Additionally, this diet can lead to constipation and other digestive problems and other issues we mentioned already.
Therefore, it is recommended to feed your betta a varied diet that includes bloodworms, as well as other types of protein-rich foods, such as brine shrimp and daphnia.
Reasons Why your Betta Fish May Not Be Eating Bloodworms
There could be many reasons why your betta fish is not eating bloodworms including their metabolism which keeps on changing due to the change in the temperature of the tank, quality of preserved bloodworms, their appetite, and many other.
Bettas are known to be picky eaters, and this can be attributed to their natural instincts as carnivorous creatures. In the wild, bettas hunt for live prey. As a result, they have developed a preference for live food, which can make them less interested in processed or frozen foods.

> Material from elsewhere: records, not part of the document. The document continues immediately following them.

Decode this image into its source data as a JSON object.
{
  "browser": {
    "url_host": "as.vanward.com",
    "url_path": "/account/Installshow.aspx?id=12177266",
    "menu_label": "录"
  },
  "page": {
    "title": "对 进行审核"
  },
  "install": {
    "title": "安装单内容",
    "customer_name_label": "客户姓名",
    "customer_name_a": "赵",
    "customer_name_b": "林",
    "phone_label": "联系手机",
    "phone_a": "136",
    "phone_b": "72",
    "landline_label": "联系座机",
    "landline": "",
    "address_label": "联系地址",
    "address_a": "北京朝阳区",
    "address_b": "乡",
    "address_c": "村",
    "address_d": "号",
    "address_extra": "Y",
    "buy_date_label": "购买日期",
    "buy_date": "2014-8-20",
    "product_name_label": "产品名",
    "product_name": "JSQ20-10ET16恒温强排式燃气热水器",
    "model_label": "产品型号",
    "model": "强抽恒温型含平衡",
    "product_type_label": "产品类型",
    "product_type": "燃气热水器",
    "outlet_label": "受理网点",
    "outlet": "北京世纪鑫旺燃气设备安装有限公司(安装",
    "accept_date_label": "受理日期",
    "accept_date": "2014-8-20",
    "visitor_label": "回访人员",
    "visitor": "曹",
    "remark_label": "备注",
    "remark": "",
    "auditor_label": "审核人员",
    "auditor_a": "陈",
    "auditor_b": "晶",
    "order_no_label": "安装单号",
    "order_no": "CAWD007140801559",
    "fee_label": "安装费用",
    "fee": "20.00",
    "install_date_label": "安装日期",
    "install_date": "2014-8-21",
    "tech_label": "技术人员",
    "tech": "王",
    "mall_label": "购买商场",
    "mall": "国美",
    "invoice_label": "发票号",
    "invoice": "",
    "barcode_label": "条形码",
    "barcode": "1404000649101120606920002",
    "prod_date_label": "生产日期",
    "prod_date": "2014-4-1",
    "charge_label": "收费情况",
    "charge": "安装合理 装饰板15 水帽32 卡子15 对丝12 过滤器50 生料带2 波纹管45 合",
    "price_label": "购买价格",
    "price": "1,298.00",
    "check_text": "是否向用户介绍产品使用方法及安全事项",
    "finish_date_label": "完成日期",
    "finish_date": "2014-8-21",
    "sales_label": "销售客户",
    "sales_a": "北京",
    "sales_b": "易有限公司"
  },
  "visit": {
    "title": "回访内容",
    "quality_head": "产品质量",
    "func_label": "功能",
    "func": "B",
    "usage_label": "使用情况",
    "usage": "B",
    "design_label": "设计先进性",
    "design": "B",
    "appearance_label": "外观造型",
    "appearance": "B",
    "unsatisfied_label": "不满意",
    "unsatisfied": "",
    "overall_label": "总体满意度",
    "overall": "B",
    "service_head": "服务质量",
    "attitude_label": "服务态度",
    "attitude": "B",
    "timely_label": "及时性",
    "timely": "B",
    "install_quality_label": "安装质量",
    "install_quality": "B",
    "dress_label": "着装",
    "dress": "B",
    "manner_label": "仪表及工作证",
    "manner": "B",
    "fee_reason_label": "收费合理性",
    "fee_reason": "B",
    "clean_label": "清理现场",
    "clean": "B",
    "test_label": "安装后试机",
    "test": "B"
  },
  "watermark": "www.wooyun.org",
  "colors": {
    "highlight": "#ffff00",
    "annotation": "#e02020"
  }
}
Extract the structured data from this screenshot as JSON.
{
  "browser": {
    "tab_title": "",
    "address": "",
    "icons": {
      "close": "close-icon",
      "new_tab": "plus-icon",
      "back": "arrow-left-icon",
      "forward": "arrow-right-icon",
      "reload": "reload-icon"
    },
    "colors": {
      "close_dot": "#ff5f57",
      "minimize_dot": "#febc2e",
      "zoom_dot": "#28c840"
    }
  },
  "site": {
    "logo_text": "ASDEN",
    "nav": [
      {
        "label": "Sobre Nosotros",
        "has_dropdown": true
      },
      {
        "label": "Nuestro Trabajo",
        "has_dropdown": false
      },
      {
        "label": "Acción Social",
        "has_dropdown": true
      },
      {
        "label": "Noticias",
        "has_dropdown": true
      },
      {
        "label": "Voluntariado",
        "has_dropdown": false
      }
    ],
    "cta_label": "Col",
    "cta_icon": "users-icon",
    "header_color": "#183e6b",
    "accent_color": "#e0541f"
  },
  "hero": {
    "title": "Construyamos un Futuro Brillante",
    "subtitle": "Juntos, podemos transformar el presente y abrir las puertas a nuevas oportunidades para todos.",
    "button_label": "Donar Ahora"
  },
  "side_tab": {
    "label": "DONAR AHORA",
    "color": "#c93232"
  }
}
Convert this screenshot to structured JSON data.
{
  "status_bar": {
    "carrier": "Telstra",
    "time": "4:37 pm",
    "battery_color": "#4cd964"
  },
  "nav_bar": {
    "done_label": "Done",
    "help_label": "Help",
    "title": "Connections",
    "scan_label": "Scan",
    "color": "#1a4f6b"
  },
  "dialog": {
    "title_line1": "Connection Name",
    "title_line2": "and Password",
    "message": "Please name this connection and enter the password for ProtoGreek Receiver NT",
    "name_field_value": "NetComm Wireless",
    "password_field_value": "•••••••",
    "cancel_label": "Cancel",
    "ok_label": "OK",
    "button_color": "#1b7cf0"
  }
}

Additionally, bettas have a keen sense of smell and taste, and they can easily detect the quality of the food you offer them. If the food smells or tastes off, they may refuse to eat it.
They can also get quickly become bored with their food if they are fed the same type of food every day. It is essential to offer your betta a varied diet.
When a betta is ill or diseased, they may refuse to eat as their body is focused on fighting off the underlying issue. For example, if a betta has a bacterial infection, they may experience loss of appetite and lethargy as their body redirects energy towards fighting the infection.
Additionally, certain diseases or illnesses can affect a betta’s digestive system, making it difficult for them to process food and leading to a loss of appetite.
If your betta is refusing to eat and displaying any of these symptoms, it’s important to seek veterinary care immediately to identify and treat the underlying issue.
Bloodworms for betta are immensely healthy and nutritious while they also love to consume live bloodworms, however, this may come with slight complications.
Live bloodworms may carry microbes in them which can cause illnesses including digestion problems, swim bladder disease, ammonia spikes and other, so it turns crucial to look after their diet behavior.
While they may also start refusing consuming bloodworms as they can get bored to be fed on the same type of diet over and over, so it’s advised to keep changing their diet with other nutritive alternatives.